from The American Heritage® Dictionary of the English Language, 4th Edition
- n. Sound judgment not based on specialized knowledge; native good judgment.
from Wiktionary, Creative Commons Attribution/Share-Alike License
- n. An internal sense, formerly believed to be the sense by which information from the other five senses is understood and interpreted.
- n. Ordinary sensible understanding; one's basic intelligence which allows for plain understanding and without which good decisions or judgments cannot be made.
from the GNU version of the Collaborative International Dictionary of English
- adj. Sound judgment. See under Sense.
- See Common sense, under sense.
- n. When the substantive is emphasized: “Native practical intelligence, natural prudence, mother wit, tact in behavior, acuteness in the observation of character, in contrast to habits of acquired learning or of speculation.”
from The Century Dictionary and Cyclopedia
- Characterized by common or good sense: as, he took a common-sense view of the question. See common sense, under common, a.
from WordNet 3.0 Copyright 2006 by Princeton University. All rights reserved.
- n. sound practical judgment
- adj. exhibiting native good judgment
GRUNERT: Then it appears that the organization seemed to be faulty, and its instruction faulty, and there seemed to be a lack of organization and common sense and reason on this.
The blame is not all on the oil companies ..... they carry the brunt of it out of greed and total disregard for the environment they work in over cutting corners and profit-minded idiots who overlook common sense approaches to anticipate things like this happening and just overlooking it to save money.
This was not as well understood back when the butter-or-margarine debate was at its height, and many of us made the switch without much evidence except for the common sense that less saturated fat meant healthier food.
The Story of Stuff is a brilliantly argued triumph of common sense and optimism.
Like so many of the early nineteenth-century reformers on whom we look back as the Utopian Socialists, Robert Owen, the “benevolent Mr. Owen of New Lanark,” was a strange mixture of practicality and naïveté, achievement and fiasco, common sense and lunacy.
When it comes to diet and nutrition, a lot of what actually works is good old common sense and what weve been told all alongeat more fruits and vegetables; stay away from processed foods and starchy, bad carbs; eat smaller meals throughout the day.

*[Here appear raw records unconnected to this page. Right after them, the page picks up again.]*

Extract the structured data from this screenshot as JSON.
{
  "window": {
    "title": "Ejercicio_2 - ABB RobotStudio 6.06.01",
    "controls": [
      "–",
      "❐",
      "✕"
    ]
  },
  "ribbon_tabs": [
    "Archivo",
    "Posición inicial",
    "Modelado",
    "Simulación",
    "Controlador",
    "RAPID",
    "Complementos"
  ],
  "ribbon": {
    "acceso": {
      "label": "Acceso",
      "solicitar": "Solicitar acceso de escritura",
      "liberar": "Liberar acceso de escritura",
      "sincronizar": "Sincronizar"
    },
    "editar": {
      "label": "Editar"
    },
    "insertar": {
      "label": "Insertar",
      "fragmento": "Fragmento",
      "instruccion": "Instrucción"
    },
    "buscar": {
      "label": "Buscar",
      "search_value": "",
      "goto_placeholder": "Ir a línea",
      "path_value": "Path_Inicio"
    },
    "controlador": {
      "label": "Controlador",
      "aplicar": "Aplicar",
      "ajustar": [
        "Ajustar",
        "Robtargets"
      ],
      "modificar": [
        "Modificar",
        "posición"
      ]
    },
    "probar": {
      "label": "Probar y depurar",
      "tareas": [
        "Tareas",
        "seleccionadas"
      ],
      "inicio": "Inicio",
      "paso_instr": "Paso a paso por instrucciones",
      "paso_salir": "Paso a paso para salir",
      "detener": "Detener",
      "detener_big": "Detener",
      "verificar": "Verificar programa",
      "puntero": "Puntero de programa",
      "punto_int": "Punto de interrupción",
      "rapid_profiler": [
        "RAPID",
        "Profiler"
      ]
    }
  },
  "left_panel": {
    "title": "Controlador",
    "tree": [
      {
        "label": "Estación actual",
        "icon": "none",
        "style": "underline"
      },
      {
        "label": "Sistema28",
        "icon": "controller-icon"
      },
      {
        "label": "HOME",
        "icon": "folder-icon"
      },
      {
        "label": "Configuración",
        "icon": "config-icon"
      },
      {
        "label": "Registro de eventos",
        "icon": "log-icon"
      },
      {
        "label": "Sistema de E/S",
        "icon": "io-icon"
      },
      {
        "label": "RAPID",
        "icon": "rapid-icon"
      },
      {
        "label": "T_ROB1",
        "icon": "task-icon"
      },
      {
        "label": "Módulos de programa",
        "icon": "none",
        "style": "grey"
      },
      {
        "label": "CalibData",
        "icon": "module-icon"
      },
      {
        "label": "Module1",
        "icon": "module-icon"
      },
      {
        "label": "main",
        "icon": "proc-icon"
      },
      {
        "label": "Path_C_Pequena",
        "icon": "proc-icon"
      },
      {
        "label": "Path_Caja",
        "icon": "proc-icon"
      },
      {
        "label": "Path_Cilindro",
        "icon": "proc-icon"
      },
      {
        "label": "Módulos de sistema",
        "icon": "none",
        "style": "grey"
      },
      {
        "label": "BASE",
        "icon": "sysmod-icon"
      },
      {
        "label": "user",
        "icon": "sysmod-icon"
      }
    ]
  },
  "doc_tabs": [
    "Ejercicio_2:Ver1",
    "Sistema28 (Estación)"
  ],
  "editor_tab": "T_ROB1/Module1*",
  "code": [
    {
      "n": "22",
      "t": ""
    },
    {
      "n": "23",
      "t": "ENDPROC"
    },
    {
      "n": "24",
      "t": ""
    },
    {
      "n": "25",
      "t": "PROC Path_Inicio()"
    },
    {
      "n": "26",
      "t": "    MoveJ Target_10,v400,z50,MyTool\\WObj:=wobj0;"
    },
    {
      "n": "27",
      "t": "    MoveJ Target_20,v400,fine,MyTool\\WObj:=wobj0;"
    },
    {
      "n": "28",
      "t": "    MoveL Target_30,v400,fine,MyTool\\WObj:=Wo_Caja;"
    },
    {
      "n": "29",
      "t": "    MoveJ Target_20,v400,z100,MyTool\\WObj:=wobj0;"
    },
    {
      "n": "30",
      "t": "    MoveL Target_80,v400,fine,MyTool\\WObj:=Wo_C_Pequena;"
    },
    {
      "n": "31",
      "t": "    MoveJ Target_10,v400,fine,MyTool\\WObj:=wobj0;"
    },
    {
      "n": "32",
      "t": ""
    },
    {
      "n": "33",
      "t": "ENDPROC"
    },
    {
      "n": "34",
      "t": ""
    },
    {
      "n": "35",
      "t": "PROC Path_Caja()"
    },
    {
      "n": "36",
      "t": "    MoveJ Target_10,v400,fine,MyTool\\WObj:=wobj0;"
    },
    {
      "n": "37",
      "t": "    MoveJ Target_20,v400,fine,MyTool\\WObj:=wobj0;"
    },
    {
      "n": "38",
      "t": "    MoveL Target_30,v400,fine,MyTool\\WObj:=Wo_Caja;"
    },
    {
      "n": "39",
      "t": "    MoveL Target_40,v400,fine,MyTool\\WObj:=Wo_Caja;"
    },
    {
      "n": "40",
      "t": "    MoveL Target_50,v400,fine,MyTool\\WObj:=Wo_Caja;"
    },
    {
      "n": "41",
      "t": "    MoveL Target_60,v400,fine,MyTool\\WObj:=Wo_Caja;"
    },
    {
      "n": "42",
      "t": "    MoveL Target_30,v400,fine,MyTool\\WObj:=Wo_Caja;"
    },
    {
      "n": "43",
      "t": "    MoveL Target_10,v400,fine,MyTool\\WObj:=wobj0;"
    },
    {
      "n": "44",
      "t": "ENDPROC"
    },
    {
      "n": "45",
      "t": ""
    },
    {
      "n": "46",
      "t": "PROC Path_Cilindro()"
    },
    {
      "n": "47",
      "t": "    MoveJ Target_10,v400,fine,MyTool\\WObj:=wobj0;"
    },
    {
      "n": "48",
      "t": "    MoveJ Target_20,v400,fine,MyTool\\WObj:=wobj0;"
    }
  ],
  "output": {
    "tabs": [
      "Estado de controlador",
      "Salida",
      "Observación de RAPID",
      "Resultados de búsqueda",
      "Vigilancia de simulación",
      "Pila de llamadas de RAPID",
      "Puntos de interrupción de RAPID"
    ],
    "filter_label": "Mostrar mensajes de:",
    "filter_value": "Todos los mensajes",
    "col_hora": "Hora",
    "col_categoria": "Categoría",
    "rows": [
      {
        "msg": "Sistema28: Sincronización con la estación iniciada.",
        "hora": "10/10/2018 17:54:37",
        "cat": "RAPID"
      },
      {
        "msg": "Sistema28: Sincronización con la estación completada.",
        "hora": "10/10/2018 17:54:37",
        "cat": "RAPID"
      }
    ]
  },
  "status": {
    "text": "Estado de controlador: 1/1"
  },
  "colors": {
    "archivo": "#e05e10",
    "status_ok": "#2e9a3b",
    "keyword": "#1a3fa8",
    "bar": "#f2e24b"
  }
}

The EAPeasers were spinning merrily to the contrary—after all, it was only the president who had declared it “kaput”—and it was left to the common sense of the American people to decide what the facts were.
Soccer moms are smart, not just brainy in that librarian-about-to-take-her-hair-down way, but charged with a brand of common sense that conveys sufficiency of a superior, and way-sexy, grade.
Husserl's motto was “Back to the things themselves,” by which he meant back to our actual experience without the layer of common sense and scientific pre - suppositions which hide the “experienced phenom - ena” from us.
He was forty-six, a short stocky Lowland Scot from Jedburgh (hence his name), whose plain common sense had appealed to my uncle after the turmoil stirred up by an arrogant predecessor.